(Element data from apps and pages)
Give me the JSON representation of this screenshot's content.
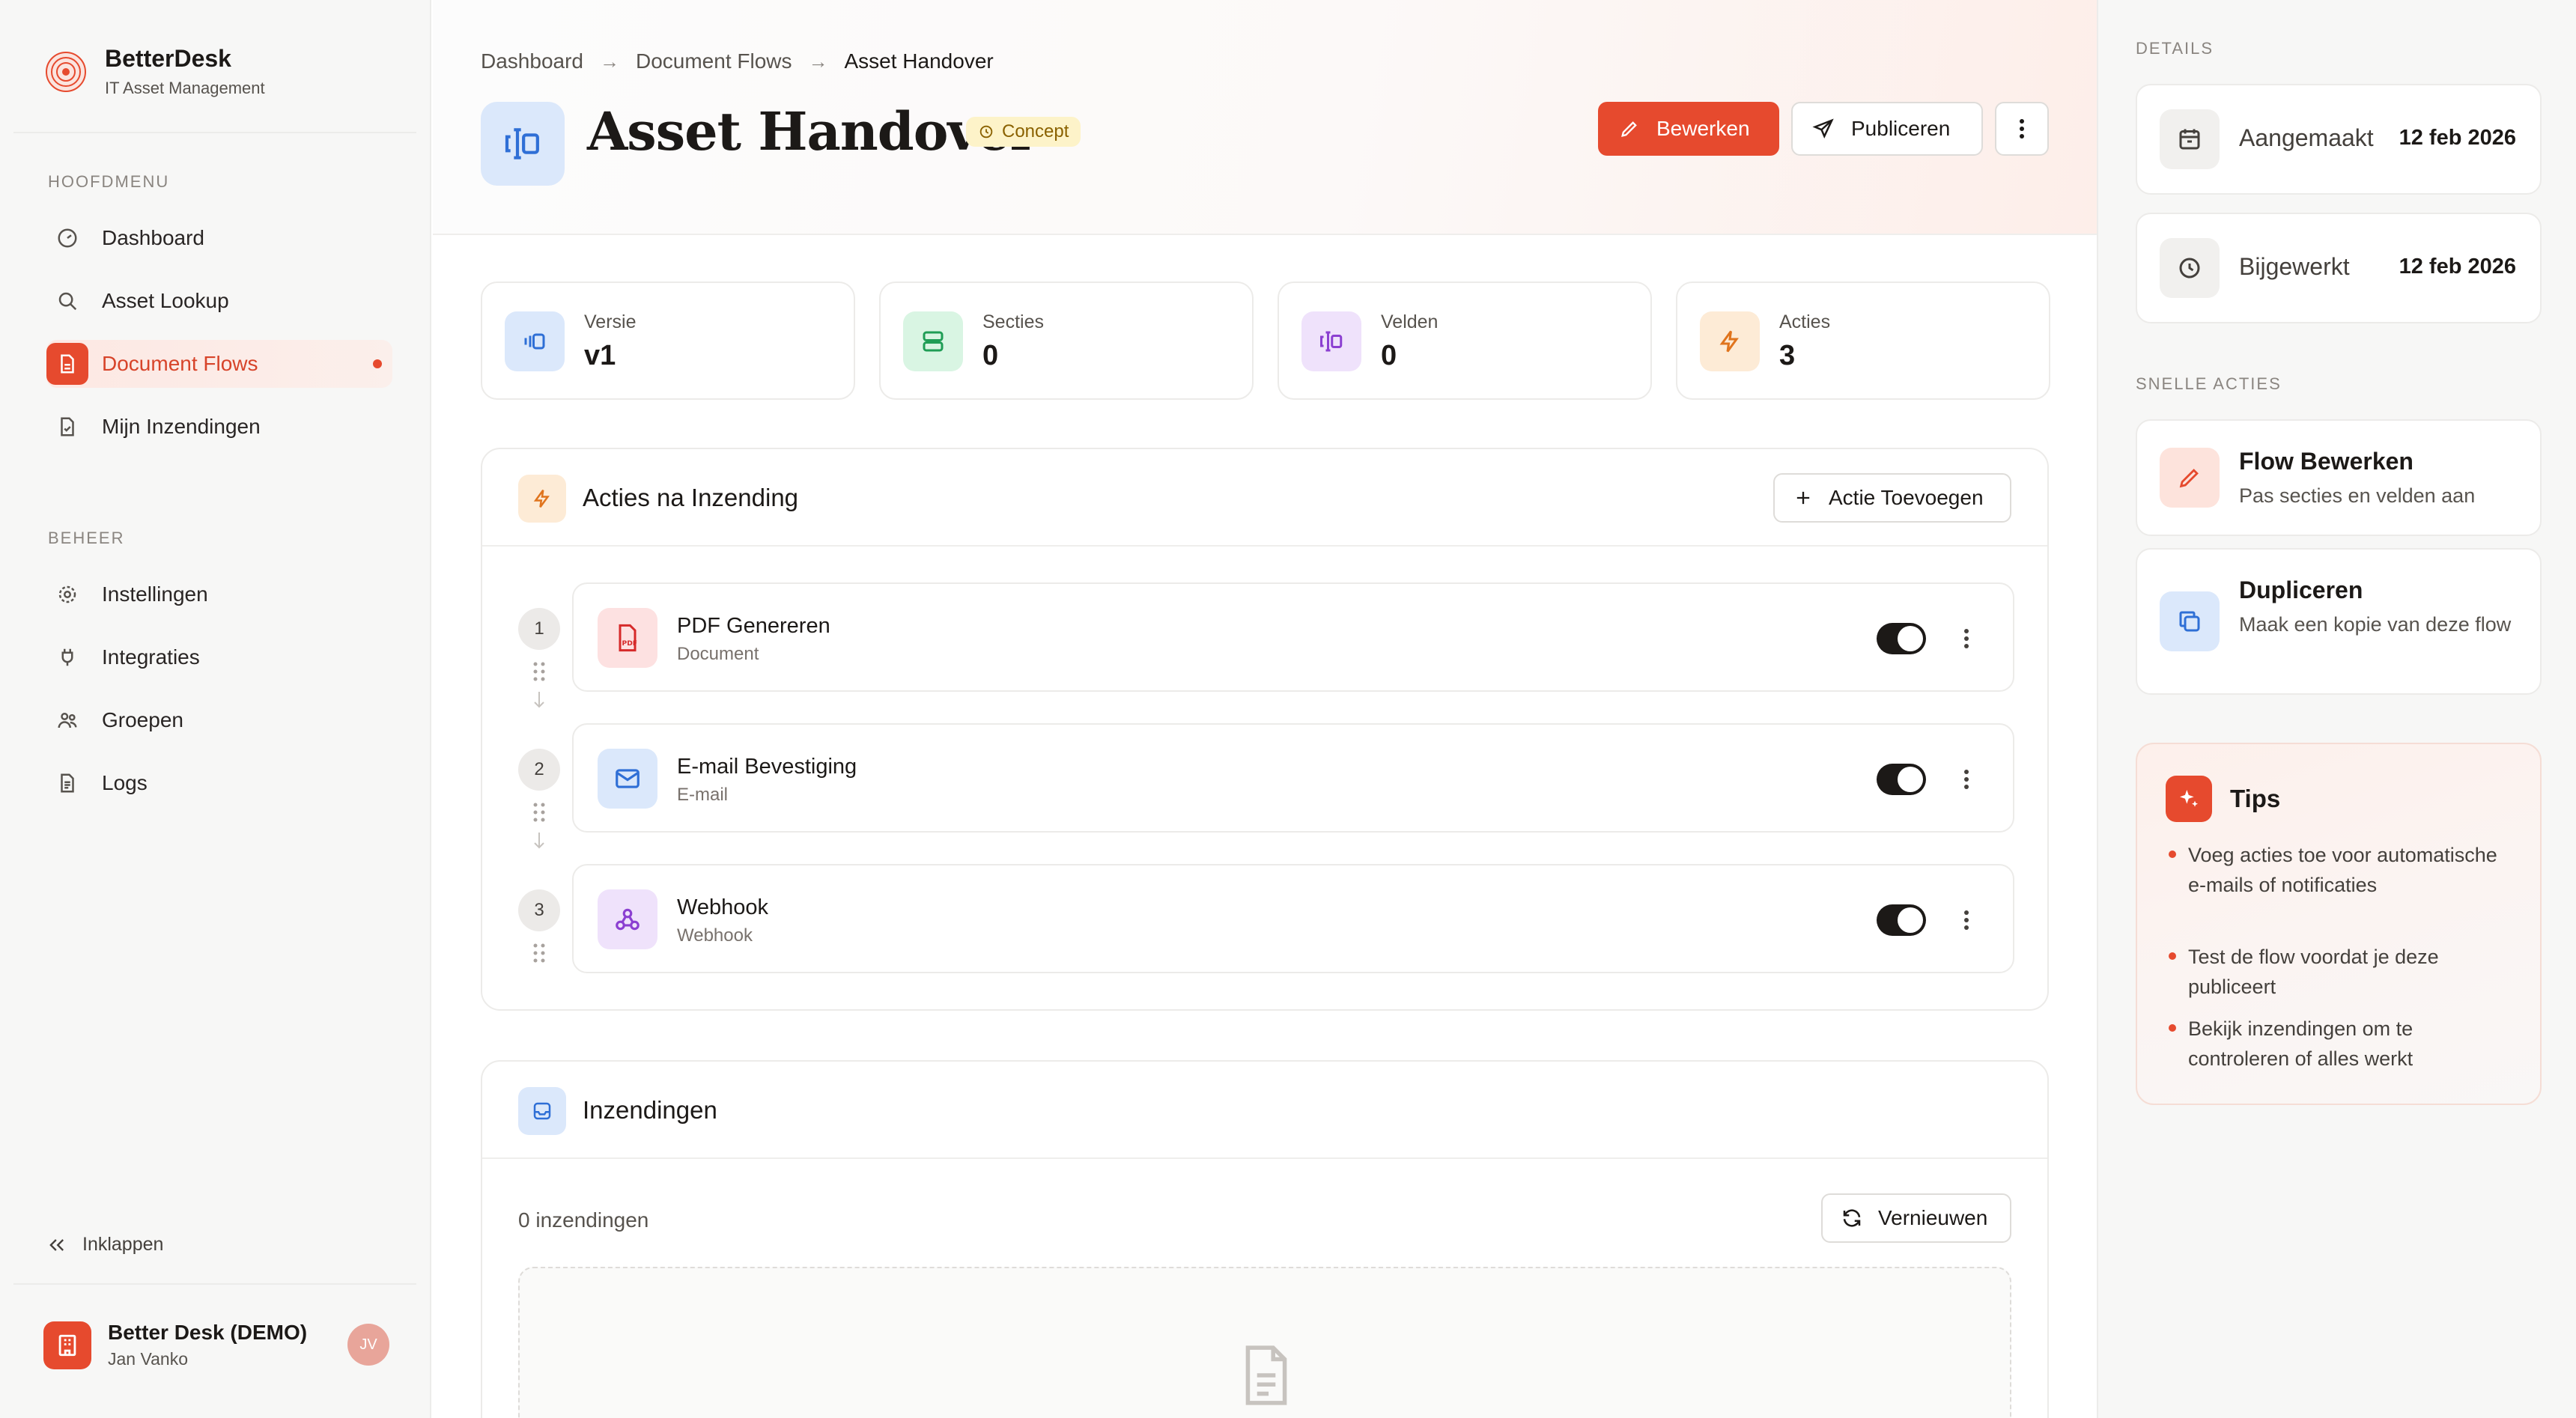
{
  "sidebar": {
    "brand_name": "BetterDesk",
    "brand_sub": "IT Asset Management",
    "section_main": "HOOFDMENU",
    "main_items": [
      {
        "label": "Dashboard",
        "icon": "dashboard-icon"
      },
      {
        "label": "Asset Lookup",
        "icon": "search-icon"
      },
      {
        "label": "Document Flows",
        "icon": "document-icon",
        "active": true
      },
      {
        "label": "Mijn Inzendingen",
        "icon": "file-check-icon"
      }
    ],
    "section_admin": "BEHEER",
    "admin_items": [
      {
        "label": "Instellingen",
        "icon": "gear-icon"
      },
      {
        "label": "Integraties",
        "icon": "plug-icon"
      },
      {
        "label": "Groepen",
        "icon": "users-icon"
      },
      {
        "label": "Logs",
        "icon": "log-icon"
      }
    ],
    "collapse_label": "Inklappen",
    "org_name": "Better Desk (DEMO)",
    "user_name": "Jan Vanko",
    "avatar_initials": "JV"
  },
  "header": {
    "breadcrumb": [
      "Dashboard",
      "Document Flows",
      "Asset Handover"
    ],
    "title": "Asset Handover",
    "status_badge": "Concept",
    "edit_label": "Bewerken",
    "publish_label": "Publiceren"
  },
  "stats": [
    {
      "label": "Versie",
      "value": "v1"
    },
    {
      "label": "Secties",
      "value": "0"
    },
    {
      "label": "Velden",
      "value": "0"
    },
    {
      "label": "Acties",
      "value": "3"
    }
  ],
  "actions_card": {
    "title": "Acties na Inzending",
    "add_label": "Actie Toevoegen",
    "items": [
      {
        "num": "1",
        "title": "PDF Genereren",
        "type": "Document",
        "enabled": true
      },
      {
        "num": "2",
        "title": "E-mail Bevestiging",
        "type": "E-mail",
        "enabled": true
      },
      {
        "num": "3",
        "title": "Webhook",
        "type": "Webhook",
        "enabled": true
      }
    ]
  },
  "submissions_card": {
    "title": "Inzendingen",
    "count_text": "0 inzendingen",
    "refresh_label": "Vernieuwen"
  },
  "right_panel": {
    "details_heading": "DETAILS",
    "created_label": "Aangemaakt",
    "created_value": "12 feb 2026",
    "updated_label": "Bijgewerkt",
    "updated_value": "12 feb 2026",
    "quick_heading": "SNELLE ACTIES",
    "quick_actions": [
      {
        "title": "Flow Bewerken",
        "desc": "Pas secties en velden aan"
      },
      {
        "title": "Dupliceren",
        "desc": "Maak een kopie van deze flow"
      }
    ],
    "tips_title": "Tips",
    "tips": [
      "Voeg acties toe voor automatische e-mails of notificaties",
      "Test de flow voordat je deze publiceert",
      "Bekijk inzendingen om te controleren of alles werkt"
    ]
  },
  "colors": {
    "accent": "#e64a2e",
    "badge_bg": "#fdf3c9",
    "toggle_on": "#1c1917"
  }
}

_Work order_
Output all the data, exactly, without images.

_Output below_
Give me the JSON representation of this screenshot's content.
{
  "sidebar": {
    "brand_name": "BetterDesk",
    "brand_sub": "IT Asset Management",
    "section_main": "HOOFDMENU",
    "main_items": [
      {
        "label": "Dashboard",
        "icon": "dashboard-icon"
      },
      {
        "label": "Asset Lookup",
        "icon": "search-icon"
      },
      {
        "label": "Document Flows",
        "icon": "document-icon",
        "active": true
      },
      {
        "label": "Mijn Inzendingen",
        "icon": "file-check-icon"
      }
    ],
    "section_admin": "BEHEER",
    "admin_items": [
      {
        "label": "Instellingen",
        "icon": "gear-icon"
      },
      {
        "label": "Integraties",
        "icon": "plug-icon"
      },
      {
        "label": "Groepen",
        "icon": "users-icon"
      },
      {
        "label": "Logs",
        "icon": "log-icon"
      }
    ],
    "collapse_label": "Inklappen",
    "org_name": "Better Desk (DEMO)",
    "user_name": "Jan Vanko",
    "avatar_initials": "JV"
  },
  "header": {
    "breadcrumb": [
      "Dashboard",
      "Document Flows",
      "Asset Handover"
    ],
    "title": "Asset Handover",
    "status_badge": "Concept",
    "edit_label": "Bewerken",
    "publish_label": "Publiceren"
  },
  "stats": [
    {
      "label": "Versie",
      "value": "v1"
    },
    {
      "label": "Secties",
      "value": "0"
    },
    {
      "label": "Velden",
      "value": "0"
    },
    {
      "label": "Acties",
      "value": "3"
    }
  ],
  "actions_card": {
    "title": "Acties na Inzending",
    "add_label": "Actie Toevoegen",
    "items": [
      {
        "num": "1",
        "title": "PDF Genereren",
        "type": "Document",
        "enabled": true
      },
      {
        "num": "2",
        "title": "E-mail Bevestiging",
        "type": "E-mail",
        "enabled": true
      },
      {
        "num": "3",
        "title": "Webhook",
        "type": "Webhook",
        "enabled": true
      }
    ]
  },
  "submissions_card": {
    "title": "Inzendingen",
    "count_text": "0 inzendingen",
    "refresh_label": "Vernieuwen"
  },
  "right_panel": {
    "details_heading": "DETAILS",
    "created_label": "Aangemaakt",
    "created_value": "12 feb 2026",
    "updated_label": "Bijgewerkt",
    "updated_value": "12 feb 2026",
    "quick_heading": "SNELLE ACTIES",
    "quick_actions": [
      {
        "title": "Flow Bewerken",
        "desc": "Pas secties en velden aan"
      },
      {
        "title": "Dupliceren",
        "desc": "Maak een kopie van deze flow"
      }
    ],
    "tips_title": "Tips",
    "tips": [
      "Voeg acties toe voor automatische e-mails of notificaties",
      "Test de flow voordat je deze publiceert",
      "Bekijk inzendingen om te controleren of alles werkt"
    ]
  },
  "colors": {
    "accent": "#e64a2e",
    "badge_bg": "#fdf3c9",
    "toggle_on": "#1c1917"
  }
}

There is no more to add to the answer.